Exercise objective: Search the entries for the word "基本材料" and copy each line that has it.

Dataset records:
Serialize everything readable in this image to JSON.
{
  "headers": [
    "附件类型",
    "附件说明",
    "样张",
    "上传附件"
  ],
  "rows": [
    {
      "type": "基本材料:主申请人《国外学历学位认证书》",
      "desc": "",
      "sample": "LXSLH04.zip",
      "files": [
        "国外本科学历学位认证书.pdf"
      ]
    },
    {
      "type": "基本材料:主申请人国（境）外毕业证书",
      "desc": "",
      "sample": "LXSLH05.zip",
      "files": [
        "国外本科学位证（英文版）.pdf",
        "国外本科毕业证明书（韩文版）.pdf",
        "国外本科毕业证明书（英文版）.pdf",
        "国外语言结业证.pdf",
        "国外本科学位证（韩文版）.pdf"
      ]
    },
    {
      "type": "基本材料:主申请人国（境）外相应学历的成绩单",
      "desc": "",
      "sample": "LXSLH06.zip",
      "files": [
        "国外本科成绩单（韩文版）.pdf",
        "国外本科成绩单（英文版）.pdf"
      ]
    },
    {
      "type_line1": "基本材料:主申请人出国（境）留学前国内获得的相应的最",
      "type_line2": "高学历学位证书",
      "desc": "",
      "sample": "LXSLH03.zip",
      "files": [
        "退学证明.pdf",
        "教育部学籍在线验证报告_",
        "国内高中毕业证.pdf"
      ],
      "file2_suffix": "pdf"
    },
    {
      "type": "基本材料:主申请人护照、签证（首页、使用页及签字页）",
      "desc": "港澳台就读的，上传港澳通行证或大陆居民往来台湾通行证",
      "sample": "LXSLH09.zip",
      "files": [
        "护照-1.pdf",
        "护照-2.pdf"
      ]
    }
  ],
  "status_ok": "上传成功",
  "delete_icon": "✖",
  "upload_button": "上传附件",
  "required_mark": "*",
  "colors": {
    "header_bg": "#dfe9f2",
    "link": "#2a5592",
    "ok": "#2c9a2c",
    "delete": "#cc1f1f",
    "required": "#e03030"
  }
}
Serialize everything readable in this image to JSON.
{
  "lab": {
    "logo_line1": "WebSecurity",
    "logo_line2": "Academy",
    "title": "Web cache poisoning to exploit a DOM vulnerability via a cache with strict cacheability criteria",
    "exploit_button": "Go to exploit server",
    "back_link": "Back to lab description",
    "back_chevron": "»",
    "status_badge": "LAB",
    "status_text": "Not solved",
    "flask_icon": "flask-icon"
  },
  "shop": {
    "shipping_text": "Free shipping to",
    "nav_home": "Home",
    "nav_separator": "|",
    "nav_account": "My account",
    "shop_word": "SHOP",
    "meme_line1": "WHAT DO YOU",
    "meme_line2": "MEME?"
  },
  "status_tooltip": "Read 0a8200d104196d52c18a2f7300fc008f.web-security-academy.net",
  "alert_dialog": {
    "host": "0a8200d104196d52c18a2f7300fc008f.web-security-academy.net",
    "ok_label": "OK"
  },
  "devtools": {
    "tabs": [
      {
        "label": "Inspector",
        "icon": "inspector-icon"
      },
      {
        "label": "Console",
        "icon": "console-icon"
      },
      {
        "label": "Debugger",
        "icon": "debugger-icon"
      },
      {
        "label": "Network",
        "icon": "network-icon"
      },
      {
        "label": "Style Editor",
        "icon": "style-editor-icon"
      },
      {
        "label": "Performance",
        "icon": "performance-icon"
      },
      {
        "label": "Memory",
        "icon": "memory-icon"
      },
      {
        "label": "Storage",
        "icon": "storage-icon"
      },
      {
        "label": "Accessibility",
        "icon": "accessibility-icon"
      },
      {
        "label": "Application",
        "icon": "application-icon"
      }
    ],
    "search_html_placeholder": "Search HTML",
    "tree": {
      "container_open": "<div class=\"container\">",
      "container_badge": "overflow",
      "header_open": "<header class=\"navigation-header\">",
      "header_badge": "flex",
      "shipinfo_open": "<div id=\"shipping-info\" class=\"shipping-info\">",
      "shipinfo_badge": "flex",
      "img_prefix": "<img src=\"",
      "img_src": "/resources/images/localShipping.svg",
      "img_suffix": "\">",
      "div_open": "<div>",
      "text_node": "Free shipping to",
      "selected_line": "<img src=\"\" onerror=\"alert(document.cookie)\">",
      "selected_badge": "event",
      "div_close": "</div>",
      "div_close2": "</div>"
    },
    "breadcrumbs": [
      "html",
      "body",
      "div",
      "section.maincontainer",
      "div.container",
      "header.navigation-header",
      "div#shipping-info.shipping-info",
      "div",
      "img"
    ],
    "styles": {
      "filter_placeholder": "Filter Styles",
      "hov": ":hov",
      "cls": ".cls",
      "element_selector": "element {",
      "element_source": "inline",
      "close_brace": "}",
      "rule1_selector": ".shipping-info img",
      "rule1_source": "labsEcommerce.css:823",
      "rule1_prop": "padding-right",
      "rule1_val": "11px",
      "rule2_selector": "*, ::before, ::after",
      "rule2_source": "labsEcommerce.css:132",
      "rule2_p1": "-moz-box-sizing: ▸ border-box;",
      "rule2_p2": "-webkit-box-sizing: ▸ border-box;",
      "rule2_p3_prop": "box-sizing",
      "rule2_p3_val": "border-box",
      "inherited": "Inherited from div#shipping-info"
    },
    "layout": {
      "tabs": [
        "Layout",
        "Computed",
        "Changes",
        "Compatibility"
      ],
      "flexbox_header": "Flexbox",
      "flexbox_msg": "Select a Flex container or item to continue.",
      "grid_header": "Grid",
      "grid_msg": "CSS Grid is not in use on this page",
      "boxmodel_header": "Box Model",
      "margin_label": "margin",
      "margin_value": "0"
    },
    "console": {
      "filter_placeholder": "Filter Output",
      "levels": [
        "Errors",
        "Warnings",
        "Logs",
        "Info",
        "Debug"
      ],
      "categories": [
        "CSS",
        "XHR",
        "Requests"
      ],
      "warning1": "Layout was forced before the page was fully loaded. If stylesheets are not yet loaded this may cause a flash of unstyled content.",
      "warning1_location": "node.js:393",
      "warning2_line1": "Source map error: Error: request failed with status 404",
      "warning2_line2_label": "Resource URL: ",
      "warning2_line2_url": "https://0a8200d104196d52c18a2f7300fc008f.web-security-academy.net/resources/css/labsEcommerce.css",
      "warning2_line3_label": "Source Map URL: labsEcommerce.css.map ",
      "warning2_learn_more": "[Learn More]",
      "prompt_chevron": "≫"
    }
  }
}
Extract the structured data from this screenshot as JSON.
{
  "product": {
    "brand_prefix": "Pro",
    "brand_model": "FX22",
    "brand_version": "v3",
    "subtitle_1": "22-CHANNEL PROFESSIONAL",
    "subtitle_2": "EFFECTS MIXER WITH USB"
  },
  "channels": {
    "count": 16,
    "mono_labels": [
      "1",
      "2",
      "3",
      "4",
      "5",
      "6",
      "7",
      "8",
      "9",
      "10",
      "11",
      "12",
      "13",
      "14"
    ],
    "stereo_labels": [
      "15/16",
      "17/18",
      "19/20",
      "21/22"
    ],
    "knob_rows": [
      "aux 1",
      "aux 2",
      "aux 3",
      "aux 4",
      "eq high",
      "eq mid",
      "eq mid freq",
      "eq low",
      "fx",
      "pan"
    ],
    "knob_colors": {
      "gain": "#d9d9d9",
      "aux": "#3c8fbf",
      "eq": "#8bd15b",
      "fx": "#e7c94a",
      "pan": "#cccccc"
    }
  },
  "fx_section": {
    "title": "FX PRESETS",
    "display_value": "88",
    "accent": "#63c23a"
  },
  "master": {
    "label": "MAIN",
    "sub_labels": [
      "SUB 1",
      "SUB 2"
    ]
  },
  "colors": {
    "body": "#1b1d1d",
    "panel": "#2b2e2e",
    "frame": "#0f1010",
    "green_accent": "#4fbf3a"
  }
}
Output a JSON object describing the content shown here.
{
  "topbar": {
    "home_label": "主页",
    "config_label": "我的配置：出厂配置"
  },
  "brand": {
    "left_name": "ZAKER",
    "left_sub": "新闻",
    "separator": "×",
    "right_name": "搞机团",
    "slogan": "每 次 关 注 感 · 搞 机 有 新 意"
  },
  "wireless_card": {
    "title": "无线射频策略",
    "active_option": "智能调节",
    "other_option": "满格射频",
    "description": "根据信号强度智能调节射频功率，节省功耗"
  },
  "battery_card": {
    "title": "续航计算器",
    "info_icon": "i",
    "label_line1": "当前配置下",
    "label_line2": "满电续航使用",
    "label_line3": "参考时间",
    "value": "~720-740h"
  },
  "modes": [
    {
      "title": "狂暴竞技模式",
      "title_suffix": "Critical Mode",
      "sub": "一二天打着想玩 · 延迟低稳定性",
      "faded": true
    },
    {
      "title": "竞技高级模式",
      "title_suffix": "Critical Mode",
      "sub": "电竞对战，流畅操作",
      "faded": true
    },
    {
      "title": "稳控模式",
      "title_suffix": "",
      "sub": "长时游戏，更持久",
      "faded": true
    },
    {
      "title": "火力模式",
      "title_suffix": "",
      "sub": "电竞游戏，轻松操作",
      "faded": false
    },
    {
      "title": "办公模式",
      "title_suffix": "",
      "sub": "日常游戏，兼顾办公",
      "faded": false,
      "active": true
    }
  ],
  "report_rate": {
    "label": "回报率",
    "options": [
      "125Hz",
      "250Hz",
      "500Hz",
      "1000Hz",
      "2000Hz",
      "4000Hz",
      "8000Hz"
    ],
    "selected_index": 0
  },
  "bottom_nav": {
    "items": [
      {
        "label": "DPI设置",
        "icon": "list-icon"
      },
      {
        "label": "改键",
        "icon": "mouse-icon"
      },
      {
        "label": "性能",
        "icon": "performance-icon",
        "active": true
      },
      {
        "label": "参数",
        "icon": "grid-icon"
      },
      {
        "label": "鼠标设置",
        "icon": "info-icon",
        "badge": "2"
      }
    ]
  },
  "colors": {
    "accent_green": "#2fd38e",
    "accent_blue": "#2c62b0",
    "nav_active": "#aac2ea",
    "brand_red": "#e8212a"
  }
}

Result of the task:
      "type": "基本材料:主申请人《国外学历学位认证书》",
      "type": "基本材料:主申请人国（境）外毕业证书",
      "type": "基本材料:主申请人国（境）外相应学历的成绩单",
      "type_line1": "基本材料:主申请人出国（境）留学前国内获得的相应的最",
      "type": "基本材料:主申请人护照、签证（首页、使用页及签字页）",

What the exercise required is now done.